Rhodes ruled against removing the art, some of which had the potential to be damaged.
“The risk to the art that could come from granting this relief ... is a substantial risk and one not to be undertaken lightly,” he said.
Creditors, the judge said, could view the collection by paying a ticket to the museum, and it would be up to the DIA to allow viewing of artwork that remains in storage.
The plan proposes spinning the collection into an independent trust, and the trust would be required to keep the art in the city. This would happen by combining the $350 million from the state and $466 million pledged by 12 philanthropic foundations. In a “grand bargain,” that money would then be used to bring down the pension costs of at least 32,000 city employees and to pay down other obligations.
Creditors believe the artwork is worth more because they received hypothetical investor bids from earlier this year that were much higher than the appraisal in the plan. Outside bids ranged from $895 million for just 116 pieces of art to a $2 billion loan using the entire collection as collateral, one of the bondholders, Financial Guaranty Insurance Co., said in court papers.
There are 1,741 pieces of art currently hanging in the museum. The total collection numbers more than 66,000 pieces. Attorneys for the museum had argued that, because of the size and fragile nature of some works, any removal of them would require heavy machinery, putting them at risk.
The two bondholders represented in court Thursday were Financial Guaranty Insurance Co. and Syncora Guarantee Inc. They face losses of up to $1.1 billion in the restructuring plan, according to court filings.

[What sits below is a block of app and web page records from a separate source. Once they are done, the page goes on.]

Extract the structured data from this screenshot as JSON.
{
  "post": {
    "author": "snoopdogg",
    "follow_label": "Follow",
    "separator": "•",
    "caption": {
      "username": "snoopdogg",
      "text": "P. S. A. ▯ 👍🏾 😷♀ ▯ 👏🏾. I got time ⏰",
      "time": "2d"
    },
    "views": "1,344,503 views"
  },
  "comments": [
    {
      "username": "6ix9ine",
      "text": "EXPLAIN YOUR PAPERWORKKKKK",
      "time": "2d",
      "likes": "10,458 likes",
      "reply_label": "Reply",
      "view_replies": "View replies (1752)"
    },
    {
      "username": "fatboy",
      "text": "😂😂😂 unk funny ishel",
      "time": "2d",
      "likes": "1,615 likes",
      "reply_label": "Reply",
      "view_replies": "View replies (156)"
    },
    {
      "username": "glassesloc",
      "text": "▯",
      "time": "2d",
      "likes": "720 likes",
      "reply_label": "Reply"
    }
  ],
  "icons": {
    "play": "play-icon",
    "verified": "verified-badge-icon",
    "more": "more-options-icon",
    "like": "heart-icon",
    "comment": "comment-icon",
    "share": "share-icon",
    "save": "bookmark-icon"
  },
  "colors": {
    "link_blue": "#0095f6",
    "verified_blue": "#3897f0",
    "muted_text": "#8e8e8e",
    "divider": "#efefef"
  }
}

Under the plan, general bondholders could see the value of their bonds diminished by about one-quarter. For other bondholders, the cuts are even more severe. They see pension and labor organizations as getting a better deal. Retired police and firefighters, for example, face no cuts to their pensions, although their cost-of-living expenses will not be increased at the same levels as before.
Also as part of the “grand bargain,” the DIA pledged to raise at least $100 million. The museum has asked Detroit’s “Big Three” automakers – Ford, General Motors, and Chrysler – to contribute more than $50 million total, the Detroit Free Press reported this week. If the automakers agree, the DIA is expected to turn to automotive suppliers in the Detroit area for similar pledges of support.
A deal may come as early next week, the Free Press reports, and the automakers could make such an announcement together. All three automakers released statements this week saying they are reviewing the request.
“The DIA must be central to any plans for a revitalized Detroit. Both GM and the GM Foundation are giving very careful consideration to how we can help preserve this treasure at such a critical time,” GM said in a statement.